High blood pressure, or hypertension, refers to the pressure that the blood places on the walls of arteries as it flows through them. Approximately one in every three adults over 20-years-old in the United States has high blood pressure. That number increases to two out of three at the age of 65. Given that information, many family caregivers are assisting older adults who have high blood pressure.
The Basics of High Blood Pressure
Understanding what high blood pressure is and what you can do to help your aging relative can help them to live a healthier life.
It is possible for someone to have high blood pressure for many years without even knowing it. That’s why it is sometimes referred to as “the silent killer.” Left untreated, it can have serious consequences, including heart disease and stroke.
High blood pressure is a combination of two factors:
- The volume of blood pumped by the heart.
- The ease at which the blood flows through the arteries.
According to the Mayo Clinic, “The more blood your heart pumps and the narrower your arteries, the higher your blood pressure.”
Risk Factors for High Blood Pressure
In most cases, there is no known cause of high blood pressure. However, sometimes it is caused by an underlying condition like sleep apnea, thyroid problems, or kidney problems. While most cases don’t have a known cause, there are several risk factors that doctors have identified for developing high blood pressure.
Some of the risk factors are:
Age: As stated above, people who are age 65 and older are at greater risk.
Race: African Americans get high blood pressure more often and when they are younger than Caucasians do. They are also at greater risk for serious health problems caused by high blood pressure.
Family History: If the older adult has family members with high blood pressure, they are more likely to have it.
Weight: People who are overweight or obese may develop high blood pressure because the extra weight requires the body to pump more blood.
Inactivity: Leading a sedentary lifestyle increases the risk.
Excess Sodium: Eating too much salt can increase blood pressure.
Ways to Manage High Blood Pressure
When a person is diagnosed with high blood pressure, the doctor usually suggests that they make some lifestyle changes to improve their health. They may also be prescribed medication. Although it can be difficult for your aging relative to make healthy changes, there are ways family caregivers and elderly care providers can help.

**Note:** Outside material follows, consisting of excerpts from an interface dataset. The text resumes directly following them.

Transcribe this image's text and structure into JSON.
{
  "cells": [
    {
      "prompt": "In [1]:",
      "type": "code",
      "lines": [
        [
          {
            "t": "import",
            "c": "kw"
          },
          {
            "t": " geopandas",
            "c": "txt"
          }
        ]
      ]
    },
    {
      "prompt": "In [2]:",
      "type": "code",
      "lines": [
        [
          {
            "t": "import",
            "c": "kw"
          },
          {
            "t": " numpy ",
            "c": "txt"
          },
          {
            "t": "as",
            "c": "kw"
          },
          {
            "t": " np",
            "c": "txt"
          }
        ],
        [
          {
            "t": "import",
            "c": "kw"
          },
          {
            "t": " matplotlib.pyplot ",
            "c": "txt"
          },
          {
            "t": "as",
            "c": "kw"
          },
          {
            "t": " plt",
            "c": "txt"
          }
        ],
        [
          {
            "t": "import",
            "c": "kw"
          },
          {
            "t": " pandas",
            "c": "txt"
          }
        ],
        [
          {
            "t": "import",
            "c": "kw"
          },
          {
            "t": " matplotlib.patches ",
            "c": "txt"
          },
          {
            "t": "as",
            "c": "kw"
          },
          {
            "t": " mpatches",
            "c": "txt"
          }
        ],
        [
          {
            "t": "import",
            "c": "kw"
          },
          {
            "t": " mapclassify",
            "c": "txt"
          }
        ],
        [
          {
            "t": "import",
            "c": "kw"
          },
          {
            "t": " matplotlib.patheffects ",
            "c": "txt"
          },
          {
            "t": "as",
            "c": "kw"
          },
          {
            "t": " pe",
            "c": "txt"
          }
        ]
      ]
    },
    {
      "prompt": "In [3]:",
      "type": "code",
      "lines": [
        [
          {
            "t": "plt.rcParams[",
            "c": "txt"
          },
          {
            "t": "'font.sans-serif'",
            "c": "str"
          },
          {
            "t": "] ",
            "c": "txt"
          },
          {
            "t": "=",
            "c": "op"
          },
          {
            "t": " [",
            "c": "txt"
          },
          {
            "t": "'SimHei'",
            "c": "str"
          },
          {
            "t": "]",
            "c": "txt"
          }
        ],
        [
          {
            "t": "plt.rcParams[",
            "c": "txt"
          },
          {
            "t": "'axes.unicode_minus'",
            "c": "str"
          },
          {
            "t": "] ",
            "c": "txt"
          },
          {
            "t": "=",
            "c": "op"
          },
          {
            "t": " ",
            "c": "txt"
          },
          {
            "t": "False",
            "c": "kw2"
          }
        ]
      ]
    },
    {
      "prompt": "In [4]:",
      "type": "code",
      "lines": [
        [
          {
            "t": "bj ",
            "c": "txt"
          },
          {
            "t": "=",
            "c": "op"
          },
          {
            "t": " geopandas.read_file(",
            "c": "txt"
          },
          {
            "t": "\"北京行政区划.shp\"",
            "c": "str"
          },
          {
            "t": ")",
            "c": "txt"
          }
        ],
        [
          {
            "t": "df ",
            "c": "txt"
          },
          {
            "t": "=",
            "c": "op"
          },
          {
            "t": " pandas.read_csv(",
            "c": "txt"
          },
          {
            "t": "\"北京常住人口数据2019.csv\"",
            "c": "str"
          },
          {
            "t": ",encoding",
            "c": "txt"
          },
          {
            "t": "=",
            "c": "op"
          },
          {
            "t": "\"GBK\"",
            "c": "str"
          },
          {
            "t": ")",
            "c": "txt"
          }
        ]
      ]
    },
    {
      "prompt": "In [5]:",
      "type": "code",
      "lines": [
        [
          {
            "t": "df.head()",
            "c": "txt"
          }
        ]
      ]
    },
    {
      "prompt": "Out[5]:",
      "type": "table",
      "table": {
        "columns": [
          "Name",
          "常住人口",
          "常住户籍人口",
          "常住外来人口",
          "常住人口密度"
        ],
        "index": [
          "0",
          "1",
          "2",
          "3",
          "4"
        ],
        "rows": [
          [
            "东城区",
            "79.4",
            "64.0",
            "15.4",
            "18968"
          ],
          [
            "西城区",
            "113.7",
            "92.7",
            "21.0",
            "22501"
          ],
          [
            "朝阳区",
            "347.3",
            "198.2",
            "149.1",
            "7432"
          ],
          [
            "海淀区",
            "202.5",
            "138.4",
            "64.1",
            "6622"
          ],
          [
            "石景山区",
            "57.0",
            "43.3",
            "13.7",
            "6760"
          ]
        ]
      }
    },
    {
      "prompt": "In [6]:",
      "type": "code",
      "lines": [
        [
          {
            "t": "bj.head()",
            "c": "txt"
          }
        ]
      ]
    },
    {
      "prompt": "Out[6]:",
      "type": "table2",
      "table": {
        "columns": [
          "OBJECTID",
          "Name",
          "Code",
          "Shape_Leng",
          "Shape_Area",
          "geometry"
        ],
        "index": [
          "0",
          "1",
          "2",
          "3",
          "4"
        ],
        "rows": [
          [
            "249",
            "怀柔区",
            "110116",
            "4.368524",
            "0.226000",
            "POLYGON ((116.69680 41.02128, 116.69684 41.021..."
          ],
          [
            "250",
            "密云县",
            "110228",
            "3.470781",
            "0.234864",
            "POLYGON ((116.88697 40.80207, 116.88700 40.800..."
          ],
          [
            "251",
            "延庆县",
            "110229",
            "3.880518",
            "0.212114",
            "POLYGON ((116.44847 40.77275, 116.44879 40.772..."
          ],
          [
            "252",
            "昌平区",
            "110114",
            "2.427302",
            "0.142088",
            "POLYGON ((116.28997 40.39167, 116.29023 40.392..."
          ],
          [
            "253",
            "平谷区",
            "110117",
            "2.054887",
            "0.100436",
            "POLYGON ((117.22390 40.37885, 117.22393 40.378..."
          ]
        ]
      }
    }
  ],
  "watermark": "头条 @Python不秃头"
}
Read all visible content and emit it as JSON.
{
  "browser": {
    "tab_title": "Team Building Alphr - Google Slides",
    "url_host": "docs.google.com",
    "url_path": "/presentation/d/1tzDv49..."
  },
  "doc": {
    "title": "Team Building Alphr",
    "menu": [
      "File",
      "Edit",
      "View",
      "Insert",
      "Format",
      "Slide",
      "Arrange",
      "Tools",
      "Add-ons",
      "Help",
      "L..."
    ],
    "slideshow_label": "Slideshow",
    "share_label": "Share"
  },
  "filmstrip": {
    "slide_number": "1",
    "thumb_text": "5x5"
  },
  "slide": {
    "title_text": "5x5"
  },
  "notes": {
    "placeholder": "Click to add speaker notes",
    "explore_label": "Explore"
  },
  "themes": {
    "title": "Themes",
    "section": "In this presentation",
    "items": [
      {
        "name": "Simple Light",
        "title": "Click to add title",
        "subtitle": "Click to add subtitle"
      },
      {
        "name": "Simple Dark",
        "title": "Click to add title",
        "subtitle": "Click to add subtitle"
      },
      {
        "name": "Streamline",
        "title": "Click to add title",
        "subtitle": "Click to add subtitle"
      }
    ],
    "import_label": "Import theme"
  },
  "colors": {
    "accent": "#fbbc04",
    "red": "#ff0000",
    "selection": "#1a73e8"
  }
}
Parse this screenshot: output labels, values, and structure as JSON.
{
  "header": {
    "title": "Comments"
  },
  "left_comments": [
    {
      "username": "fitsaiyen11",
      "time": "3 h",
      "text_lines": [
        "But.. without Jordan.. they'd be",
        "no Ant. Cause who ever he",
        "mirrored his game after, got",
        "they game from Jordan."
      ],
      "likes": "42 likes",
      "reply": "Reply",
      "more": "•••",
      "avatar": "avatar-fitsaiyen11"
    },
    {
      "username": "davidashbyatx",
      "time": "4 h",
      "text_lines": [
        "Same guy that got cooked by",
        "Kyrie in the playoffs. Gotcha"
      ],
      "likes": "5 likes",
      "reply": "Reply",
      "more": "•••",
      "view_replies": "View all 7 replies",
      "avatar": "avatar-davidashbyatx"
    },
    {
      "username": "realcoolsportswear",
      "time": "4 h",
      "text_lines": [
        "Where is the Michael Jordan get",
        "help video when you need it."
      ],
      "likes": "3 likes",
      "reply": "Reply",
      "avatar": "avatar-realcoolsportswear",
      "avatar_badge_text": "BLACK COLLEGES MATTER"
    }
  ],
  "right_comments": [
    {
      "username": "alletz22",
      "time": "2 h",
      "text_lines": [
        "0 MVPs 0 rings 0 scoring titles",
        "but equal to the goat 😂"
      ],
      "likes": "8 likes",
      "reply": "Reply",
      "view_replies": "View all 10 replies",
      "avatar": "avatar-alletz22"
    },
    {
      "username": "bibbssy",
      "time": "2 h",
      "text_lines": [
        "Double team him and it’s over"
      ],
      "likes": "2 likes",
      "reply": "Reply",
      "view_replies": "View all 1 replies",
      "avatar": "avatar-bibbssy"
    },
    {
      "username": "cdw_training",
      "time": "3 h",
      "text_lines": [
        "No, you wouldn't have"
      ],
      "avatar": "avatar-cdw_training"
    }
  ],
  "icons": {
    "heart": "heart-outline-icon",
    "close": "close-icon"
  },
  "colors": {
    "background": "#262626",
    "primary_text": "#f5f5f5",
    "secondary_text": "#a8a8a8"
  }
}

Here are some ways to manage high blood pressure:
Dietary Changes: Doctors recommend eating a balanced diet that includes whole grains, vegetables, fruits, and low-fat dairy. Foods to avoid include those that contain saturated fats and cholesterol. One eating plan that the doctor might suggest is the D.A.S.H. (Dietary Approaches to Stop Hypertension) plan. There is a great deal of information about the plan available on the Internet. You can also ask the doctor to refer your older family member to a dietician for assistance.
Reduce Sodium Intake: In addition to other dietary changes, people with hypertension should strive to reduce the amount of sodium they eat. The upper limit for sodium intake should be 2,300 mg per day. However, it’s better to try to keep sodium under 1,500 mg per day. To reduce sodium, it’s important to read nutritional labels. Eating fewer processed foods can help as well.
Regular Physical Activity: Encourage your aging relative to fit some regular physical activity into their lives. They should seek to get around 150 minutes of exercise per week, which is 30 minutes on 5 days of the week. Any kind of physical activity counts. Try going for daily walks or signing them up for an exercise class designed for seniors.
Weight Loss:Losing excess weight can help to lower blood pressure. Even losing a little bit can make a difference. Fortunately, some of the other lifestyle changes, such as a healthy diet and exercise, will help with weight loss.
Reduce Stress: Stress can lead to an increase in blood pressure. Older adults with high blood pressure should learn ways to manage stress, such as meditation or deep breathing. They should also allow themselves time to relax and participate in enjoyable activities.
Keep Track of Blood Pressure: It’s a good idea to check blood pressure at home and write down the results. This can help the doctor to determine if the treatment plan is effective. A doctor or nurse can teach family caregivers how to check blood pressure.
Elder care providers can be an important resource in helping seniors to manage their blood pressure. An elder care provider can plan and prepare healthy meals that are low in salt. They can also help the older adult to be more active by encouraging them to move more around the house, going for walks with them, or driving them to an exercise class. Finally, having an elder care provider that they can rely on for assistance can reduce stress in older adults because they know help will be available when they need it.